=== WORK REQUEST ===
Exactly reproduce the lines from the line containing "Transcribe this image's" to the end of the data below, inclusive, and nothing else.

Web page and app entries:

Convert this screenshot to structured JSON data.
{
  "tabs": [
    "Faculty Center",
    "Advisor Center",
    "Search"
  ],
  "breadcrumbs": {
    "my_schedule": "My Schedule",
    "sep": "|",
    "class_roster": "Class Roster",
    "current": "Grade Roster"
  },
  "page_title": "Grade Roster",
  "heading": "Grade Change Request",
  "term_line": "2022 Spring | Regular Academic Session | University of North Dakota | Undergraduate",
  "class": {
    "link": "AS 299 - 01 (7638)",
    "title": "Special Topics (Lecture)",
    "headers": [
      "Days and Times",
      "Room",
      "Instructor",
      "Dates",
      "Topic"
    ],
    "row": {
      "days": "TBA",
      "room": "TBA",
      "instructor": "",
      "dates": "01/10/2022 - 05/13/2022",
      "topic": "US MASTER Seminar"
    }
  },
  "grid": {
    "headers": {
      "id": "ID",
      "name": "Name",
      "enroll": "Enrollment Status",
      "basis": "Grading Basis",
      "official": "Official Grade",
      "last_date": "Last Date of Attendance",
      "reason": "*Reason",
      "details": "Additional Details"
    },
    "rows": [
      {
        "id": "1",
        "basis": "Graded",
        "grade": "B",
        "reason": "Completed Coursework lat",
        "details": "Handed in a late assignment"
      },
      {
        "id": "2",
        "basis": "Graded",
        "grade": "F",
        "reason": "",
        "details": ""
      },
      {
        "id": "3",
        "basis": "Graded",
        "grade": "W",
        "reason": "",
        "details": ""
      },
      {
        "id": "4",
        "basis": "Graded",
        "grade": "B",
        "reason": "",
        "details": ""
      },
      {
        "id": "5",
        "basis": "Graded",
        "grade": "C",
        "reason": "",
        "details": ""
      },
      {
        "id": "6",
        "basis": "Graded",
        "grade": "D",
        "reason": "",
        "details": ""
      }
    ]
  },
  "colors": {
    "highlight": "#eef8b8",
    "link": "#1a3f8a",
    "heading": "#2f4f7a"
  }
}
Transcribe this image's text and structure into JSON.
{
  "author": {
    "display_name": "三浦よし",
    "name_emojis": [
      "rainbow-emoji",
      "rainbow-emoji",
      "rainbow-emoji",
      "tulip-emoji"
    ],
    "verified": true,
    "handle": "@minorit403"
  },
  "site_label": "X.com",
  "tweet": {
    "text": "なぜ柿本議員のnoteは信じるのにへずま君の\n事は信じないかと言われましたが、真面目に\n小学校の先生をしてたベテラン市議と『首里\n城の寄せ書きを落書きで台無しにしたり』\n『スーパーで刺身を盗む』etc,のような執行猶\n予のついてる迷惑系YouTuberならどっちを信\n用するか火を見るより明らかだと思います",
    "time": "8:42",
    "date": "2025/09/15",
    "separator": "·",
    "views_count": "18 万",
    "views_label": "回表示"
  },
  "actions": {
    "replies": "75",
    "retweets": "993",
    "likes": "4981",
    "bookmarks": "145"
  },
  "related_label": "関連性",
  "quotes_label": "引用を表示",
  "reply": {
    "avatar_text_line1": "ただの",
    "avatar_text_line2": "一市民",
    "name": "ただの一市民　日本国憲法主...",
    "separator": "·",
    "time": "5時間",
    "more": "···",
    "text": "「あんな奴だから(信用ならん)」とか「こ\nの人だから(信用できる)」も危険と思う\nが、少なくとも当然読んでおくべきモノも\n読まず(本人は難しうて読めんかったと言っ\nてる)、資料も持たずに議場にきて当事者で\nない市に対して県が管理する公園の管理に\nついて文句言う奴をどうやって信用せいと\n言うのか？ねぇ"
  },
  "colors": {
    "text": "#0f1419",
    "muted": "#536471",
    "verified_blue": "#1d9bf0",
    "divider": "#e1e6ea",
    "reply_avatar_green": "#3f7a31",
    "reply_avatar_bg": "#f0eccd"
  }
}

=== ANSWER TO THIS TASK ===
Transcribe this image's text and structure into JSON.
{
  "author": {
    "display_name": "三浦よし",
    "name_emojis": [
      "rainbow-emoji",
      "rainbow-emoji",
      "rainbow-emoji",
      "tulip-emoji"
    ],
    "verified": true,
    "handle": "@minorit403"
  },
  "site_label": "X.com",
  "tweet": {
    "text": "なぜ柿本議員のnoteは信じるのにへずま君の\n事は信じないかと言われましたが、真面目に\n小学校の先生をしてたベテラン市議と『首里\n城の寄せ書きを落書きで台無しにしたり』\n『スーパーで刺身を盗む』etc,のような執行猶\n予のついてる迷惑系YouTuberならどっちを信\n用するか火を見るより明らかだと思います",
    "time": "8:42",
    "date": "2025/09/15",
    "separator": "·",
    "views_count": "18 万",
    "views_label": "回表示"
  },
  "actions": {
    "replies": "75",
    "retweets": "993",
    "likes": "4981",
    "bookmarks": "145"
  },
  "related_label": "関連性",
  "quotes_label": "引用を表示",
  "reply": {
    "avatar_text_line1": "ただの",
    "avatar_text_line2": "一市民",
    "name": "ただの一市民　日本国憲法主...",
    "separator": "·",
    "time": "5時間",
    "more": "···",
    "text": "「あんな奴だから(信用ならん)」とか「こ\nの人だから(信用できる)」も危険と思う\nが、少なくとも当然読んでおくべきモノも\n読まず(本人は難しうて読めんかったと言っ\nてる)、資料も持たずに議場にきて当事者で\nない市に対して県が管理する公園の管理に\nついて文句言う奴をどうやって信用せいと\n言うのか？ねぇ"
  },
  "colors": {
    "text": "#0f1419",
    "muted": "#536471",
    "verified_blue": "#1d9bf0",
    "divider": "#e1e6ea",
    "reply_avatar_green": "#3f7a31",
    "reply_avatar_bg": "#f0eccd"
  }
}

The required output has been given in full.